• [DIRECTIONS FOR THIS TASK]:
Word for word, copy every line of the data.

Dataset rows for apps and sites
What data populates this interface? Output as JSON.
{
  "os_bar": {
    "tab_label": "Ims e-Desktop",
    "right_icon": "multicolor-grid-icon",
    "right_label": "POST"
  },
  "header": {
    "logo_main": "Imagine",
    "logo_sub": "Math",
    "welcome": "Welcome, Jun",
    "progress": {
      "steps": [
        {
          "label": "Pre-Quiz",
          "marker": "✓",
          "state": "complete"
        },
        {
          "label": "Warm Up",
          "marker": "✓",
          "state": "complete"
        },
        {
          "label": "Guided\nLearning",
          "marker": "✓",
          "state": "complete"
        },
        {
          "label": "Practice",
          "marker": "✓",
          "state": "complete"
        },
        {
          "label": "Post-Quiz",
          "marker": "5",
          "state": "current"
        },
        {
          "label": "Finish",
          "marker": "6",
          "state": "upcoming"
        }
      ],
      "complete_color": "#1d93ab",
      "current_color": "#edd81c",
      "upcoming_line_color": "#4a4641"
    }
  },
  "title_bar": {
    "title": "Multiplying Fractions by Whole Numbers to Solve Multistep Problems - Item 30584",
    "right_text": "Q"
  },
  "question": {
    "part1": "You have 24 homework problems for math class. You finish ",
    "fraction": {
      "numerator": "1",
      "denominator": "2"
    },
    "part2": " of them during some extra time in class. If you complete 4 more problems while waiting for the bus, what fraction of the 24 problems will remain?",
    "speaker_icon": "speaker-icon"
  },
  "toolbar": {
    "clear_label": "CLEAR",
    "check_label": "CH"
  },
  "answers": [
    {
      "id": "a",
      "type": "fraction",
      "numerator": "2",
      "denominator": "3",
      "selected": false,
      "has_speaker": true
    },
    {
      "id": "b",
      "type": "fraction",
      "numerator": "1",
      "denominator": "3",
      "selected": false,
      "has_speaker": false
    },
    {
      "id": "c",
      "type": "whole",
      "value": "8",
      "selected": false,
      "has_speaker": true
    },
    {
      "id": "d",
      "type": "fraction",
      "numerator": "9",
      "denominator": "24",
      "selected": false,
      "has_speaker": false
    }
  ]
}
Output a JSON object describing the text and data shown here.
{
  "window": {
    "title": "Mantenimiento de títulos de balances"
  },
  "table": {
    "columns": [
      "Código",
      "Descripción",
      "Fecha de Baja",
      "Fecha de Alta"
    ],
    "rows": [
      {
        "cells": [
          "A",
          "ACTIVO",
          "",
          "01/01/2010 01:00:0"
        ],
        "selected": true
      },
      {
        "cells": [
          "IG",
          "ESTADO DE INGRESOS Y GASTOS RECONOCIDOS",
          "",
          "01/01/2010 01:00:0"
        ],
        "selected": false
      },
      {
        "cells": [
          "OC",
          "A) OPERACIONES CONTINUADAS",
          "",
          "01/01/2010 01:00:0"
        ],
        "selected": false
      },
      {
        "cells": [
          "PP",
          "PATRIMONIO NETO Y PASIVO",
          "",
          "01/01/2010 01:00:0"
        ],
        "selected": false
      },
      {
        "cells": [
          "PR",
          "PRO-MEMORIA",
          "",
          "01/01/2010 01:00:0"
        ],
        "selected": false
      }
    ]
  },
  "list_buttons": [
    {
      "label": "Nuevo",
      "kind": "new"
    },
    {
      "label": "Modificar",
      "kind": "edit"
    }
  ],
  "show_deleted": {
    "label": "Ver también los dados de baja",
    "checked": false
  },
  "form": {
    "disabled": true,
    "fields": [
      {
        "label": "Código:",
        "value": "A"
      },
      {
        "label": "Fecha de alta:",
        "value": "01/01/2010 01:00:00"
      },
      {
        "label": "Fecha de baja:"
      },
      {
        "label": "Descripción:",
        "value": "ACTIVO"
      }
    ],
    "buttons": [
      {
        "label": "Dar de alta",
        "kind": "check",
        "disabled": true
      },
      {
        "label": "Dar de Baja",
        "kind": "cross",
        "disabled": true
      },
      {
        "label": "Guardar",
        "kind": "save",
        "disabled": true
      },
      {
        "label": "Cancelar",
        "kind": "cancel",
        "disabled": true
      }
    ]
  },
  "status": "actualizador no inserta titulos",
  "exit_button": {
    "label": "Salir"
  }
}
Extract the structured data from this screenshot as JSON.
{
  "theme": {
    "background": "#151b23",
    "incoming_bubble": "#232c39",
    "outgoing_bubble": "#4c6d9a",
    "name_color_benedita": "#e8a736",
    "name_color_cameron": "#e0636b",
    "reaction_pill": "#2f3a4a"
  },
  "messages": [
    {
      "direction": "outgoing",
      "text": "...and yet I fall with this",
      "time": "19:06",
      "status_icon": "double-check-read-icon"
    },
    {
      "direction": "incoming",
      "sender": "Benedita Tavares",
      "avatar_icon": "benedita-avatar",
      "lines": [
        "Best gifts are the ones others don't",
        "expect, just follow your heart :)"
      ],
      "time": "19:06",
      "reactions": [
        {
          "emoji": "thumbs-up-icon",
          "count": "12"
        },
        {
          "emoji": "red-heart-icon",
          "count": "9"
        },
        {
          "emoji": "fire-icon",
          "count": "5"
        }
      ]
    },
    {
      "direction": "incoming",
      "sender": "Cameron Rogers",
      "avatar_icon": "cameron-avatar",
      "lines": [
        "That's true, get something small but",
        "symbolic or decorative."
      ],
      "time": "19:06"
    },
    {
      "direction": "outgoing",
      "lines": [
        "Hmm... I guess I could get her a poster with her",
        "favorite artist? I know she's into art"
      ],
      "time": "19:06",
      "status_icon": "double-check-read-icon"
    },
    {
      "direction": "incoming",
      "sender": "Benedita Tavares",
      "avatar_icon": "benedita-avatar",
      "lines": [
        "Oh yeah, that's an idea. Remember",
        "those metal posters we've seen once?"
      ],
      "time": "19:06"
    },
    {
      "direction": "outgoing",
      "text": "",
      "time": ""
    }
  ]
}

• [RESULT OF THE EXERCISE]:
What data populates this interface? Output as JSON.
{
  "os_bar": {
    "tab_label": "Ims e-Desktop",
    "right_icon": "multicolor-grid-icon",
    "right_label": "POST"
  },
  "header": {
    "logo_main": "Imagine",
    "logo_sub": "Math",
    "welcome": "Welcome, Jun",
    "progress": {
      "steps": [
        {
          "label": "Pre-Quiz",
          "marker": "✓",
          "state": "complete"
        },
        {
          "label": "Warm Up",
          "marker": "✓",
          "state": "complete"
        },
        {
          "label": "Guided\nLearning",
          "marker": "✓",
          "state": "complete"
        },
        {
          "label": "Practice",
          "marker": "✓",
          "state": "complete"
        },
        {
          "label": "Post-Quiz",
          "marker": "5",
          "state": "current"
        },
        {
          "label": "Finish",
          "marker": "6",
          "state": "upcoming"
        }
      ],
      "complete_color": "#1d93ab",
      "current_color": "#edd81c",
      "upcoming_line_color": "#4a4641"
    }
  },
  "title_bar": {
    "title": "Multiplying Fractions by Whole Numbers to Solve Multistep Problems - Item 30584",
    "right_text": "Q"
  },
  "question": {
    "part1": "You have 24 homework problems for math class. You finish ",
    "fraction": {
      "numerator": "1",
      "denominator": "2"
    },
    "part2": " of them during some extra time in class. If you complete 4 more problems while waiting for the bus, what fraction of the 24 problems will remain?",
    "speaker_icon": "speaker-icon"
  },
  "toolbar": {
    "clear_label": "CLEAR",
    "check_label": "CH"
  },
  "answers": [
    {
      "id": "a",
      "type": "fraction",
      "numerator": "2",
      "denominator": "3",
      "selected": false,
      "has_speaker": true
    },
    {
      "id": "b",
      "type": "fraction",
      "numerator": "1",
      "denominator": "3",
      "selected": false,
      "has_speaker": false
    },
    {
      "id": "c",
      "type": "whole",
      "value": "8",
      "selected": false,
      "has_speaker": true
    },
    {
      "id": "d",
      "type": "fraction",
      "numerator": "9",
      "denominator": "24",
      "selected": false,
      "has_speaker": false
    }
  ]
}
Output a JSON object describing the text and data shown here.
{
  "window": {
    "title": "Mantenimiento de títulos de balances"
  },
  "table": {
    "columns": [
      "Código",
      "Descripción",
      "Fecha de Baja",
      "Fecha de Alta"
    ],
    "rows": [
      {
        "cells": [
          "A",
          "ACTIVO",
          "",
          "01/01/2010 01:00:0"
        ],
        "selected": true
      },
      {
        "cells": [
          "IG",
          "ESTADO DE INGRESOS Y GASTOS RECONOCIDOS",
          "",
          "01/01/2010 01:00:0"
        ],
        "selected": false
      },
      {
        "cells": [
          "OC",
          "A) OPERACIONES CONTINUADAS",
          "",
          "01/01/2010 01:00:0"
        ],
        "selected": false
      },
      {
        "cells": [
          "PP",
          "PATRIMONIO NETO Y PASIVO",
          "",
          "01/01/2010 01:00:0"
        ],
        "selected": false
      },
      {
        "cells": [
          "PR",
          "PRO-MEMORIA",
          "",
          "01/01/2010 01:00:0"
        ],
        "selected": false
      }
    ]
  },
  "list_buttons": [
    {
      "label": "Nuevo",
      "kind": "new"
    },
    {
      "label": "Modificar",
      "kind": "edit"
    }
  ],
  "show_deleted": {
    "label": "Ver también los dados de baja",
    "checked": false
  },
  "form": {
    "disabled": true,
    "fields": [
      {
        "label": "Código:",
        "value": "A"
      },
      {
        "label": "Fecha de alta:",
        "value": "01/01/2010 01:00:00"
      },
      {
        "label": "Fecha de baja:"
      },
      {
        "label": "Descripción:",
        "value": "ACTIVO"
      }
    ],
    "buttons": [
      {
        "label": "Dar de alta",
        "kind": "check",
        "disabled": true
      },
      {
        "label": "Dar de Baja",
        "kind": "cross",
        "disabled": true
      },
      {
        "label": "Guardar",
        "kind": "save",
        "disabled": true
      },
      {
        "label": "Cancelar",
        "kind": "cancel",
        "disabled": true
      }
    ]
  },
  "status": "actualizador no inserta titulos",
  "exit_button": {
    "label": "Salir"
  }
}
Extract the structured data from this screenshot as JSON.
{
  "theme": {
    "background": "#151b23",
    "incoming_bubble": "#232c39",
    "outgoing_bubble": "#4c6d9a",
    "name_color_benedita": "#e8a736",
    "name_color_cameron": "#e0636b",
    "reaction_pill": "#2f3a4a"
  },
  "messages": [
    {
      "direction": "outgoing",
      "text": "...and yet I fall with this",
      "time": "19:06",
      "status_icon": "double-check-read-icon"
    },
    {
      "direction": "incoming",
      "sender": "Benedita Tavares",
      "avatar_icon": "benedita-avatar",
      "lines": [
        "Best gifts are the ones others don't",
        "expect, just follow your heart :)"
      ],
      "time": "19:06",
      "reactions": [
        {
          "emoji": "thumbs-up-icon",
          "count": "12"
        },
        {
          "emoji": "red-heart-icon",
          "count": "9"
        },
        {
          "emoji": "fire-icon",
          "count": "5"
        }
      ]
    },
    {
      "direction": "incoming",
      "sender": "Cameron Rogers",
      "avatar_icon": "cameron-avatar",
      "lines": [
        "That's true, get something small but",
        "symbolic or decorative."
      ],
      "time": "19:06"
    },
    {
      "direction": "outgoing",
      "lines": [
        "Hmm... I guess I could get her a poster with her",
        "favorite artist? I know she's into art"
      ],
      "time": "19:06",
      "status_icon": "double-check-read-icon"
    },
    {
      "direction": "incoming",
      "sender": "Benedita Tavares",
      "avatar_icon": "benedita-avatar",
      "lines": [
        "Oh yeah, that's an idea. Remember",
        "those metal posters we've seen once?"
      ],
      "time": "19:06"
    },
    {
      "direction": "outgoing",
      "text": "",
      "time": ""
    }
  ]
}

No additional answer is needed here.